• [Assignment] Take down each entry exactly as written.

(Beginning of Record excerpts)

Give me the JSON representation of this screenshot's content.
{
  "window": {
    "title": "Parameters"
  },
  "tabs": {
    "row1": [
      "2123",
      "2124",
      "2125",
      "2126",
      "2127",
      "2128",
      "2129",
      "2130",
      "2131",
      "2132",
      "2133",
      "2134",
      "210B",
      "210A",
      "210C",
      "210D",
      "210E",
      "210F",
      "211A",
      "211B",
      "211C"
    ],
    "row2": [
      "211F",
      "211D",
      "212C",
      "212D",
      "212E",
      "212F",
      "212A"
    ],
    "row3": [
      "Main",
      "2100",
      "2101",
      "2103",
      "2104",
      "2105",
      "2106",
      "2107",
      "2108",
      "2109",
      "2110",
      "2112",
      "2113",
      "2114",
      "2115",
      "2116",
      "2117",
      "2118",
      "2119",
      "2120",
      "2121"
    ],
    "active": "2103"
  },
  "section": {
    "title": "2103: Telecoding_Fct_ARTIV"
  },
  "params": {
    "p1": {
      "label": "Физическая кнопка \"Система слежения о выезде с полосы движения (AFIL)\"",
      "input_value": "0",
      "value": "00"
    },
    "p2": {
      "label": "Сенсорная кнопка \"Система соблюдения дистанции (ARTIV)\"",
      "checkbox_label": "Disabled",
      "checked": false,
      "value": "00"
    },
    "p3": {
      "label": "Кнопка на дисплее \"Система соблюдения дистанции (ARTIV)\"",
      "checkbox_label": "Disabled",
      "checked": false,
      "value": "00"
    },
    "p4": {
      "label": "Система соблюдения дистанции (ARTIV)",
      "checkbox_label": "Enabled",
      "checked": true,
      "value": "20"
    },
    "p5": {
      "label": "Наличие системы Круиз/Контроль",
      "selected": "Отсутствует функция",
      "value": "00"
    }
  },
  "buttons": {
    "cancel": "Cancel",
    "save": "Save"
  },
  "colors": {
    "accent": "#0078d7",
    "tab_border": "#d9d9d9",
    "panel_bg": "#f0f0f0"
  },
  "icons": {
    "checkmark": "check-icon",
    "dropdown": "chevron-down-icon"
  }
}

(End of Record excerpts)

• [Your solution]
Give me the JSON representation of this screenshot's content.
{
  "window": {
    "title": "Parameters"
  },
  "tabs": {
    "row1": [
      "2123",
      "2124",
      "2125",
      "2126",
      "2127",
      "2128",
      "2129",
      "2130",
      "2131",
      "2132",
      "2133",
      "2134",
      "210B",
      "210A",
      "210C",
      "210D",
      "210E",
      "210F",
      "211A",
      "211B",
      "211C"
    ],
    "row2": [
      "211F",
      "211D",
      "212C",
      "212D",
      "212E",
      "212F",
      "212A"
    ],
    "row3": [
      "Main",
      "2100",
      "2101",
      "2103",
      "2104",
      "2105",
      "2106",
      "2107",
      "2108",
      "2109",
      "2110",
      "2112",
      "2113",
      "2114",
      "2115",
      "2116",
      "2117",
      "2118",
      "2119",
      "2120",
      "2121"
    ],
    "active": "2103"
  },
  "section": {
    "title": "2103: Telecoding_Fct_ARTIV"
  },
  "params": {
    "p1": {
      "label": "Физическая кнопка \"Система слежения о выезде с полосы движения (AFIL)\"",
      "input_value": "0",
      "value": "00"
    },
    "p2": {
      "label": "Сенсорная кнопка \"Система соблюдения дистанции (ARTIV)\"",
      "checkbox_label": "Disabled",
      "checked": false,
      "value": "00"
    },
    "p3": {
      "label": "Кнопка на дисплее \"Система соблюдения дистанции (ARTIV)\"",
      "checkbox_label": "Disabled",
      "checked": false,
      "value": "00"
    },
    "p4": {
      "label": "Система соблюдения дистанции (ARTIV)",
      "checkbox_label": "Enabled",
      "checked": true,
      "value": "20"
    },
    "p5": {
      "label": "Наличие системы Круиз/Контроль",
      "selected": "Отсутствует функция",
      "value": "00"
    }
  },
  "buttons": {
    "cancel": "Cancel",
    "save": "Save"
  },
  "colors": {
    "accent": "#0078d7",
    "tab_border": "#d9d9d9",
    "panel_bg": "#f0f0f0"
  },
  "icons": {
    "checkmark": "check-icon",
    "dropdown": "chevron-down-icon"
  }
}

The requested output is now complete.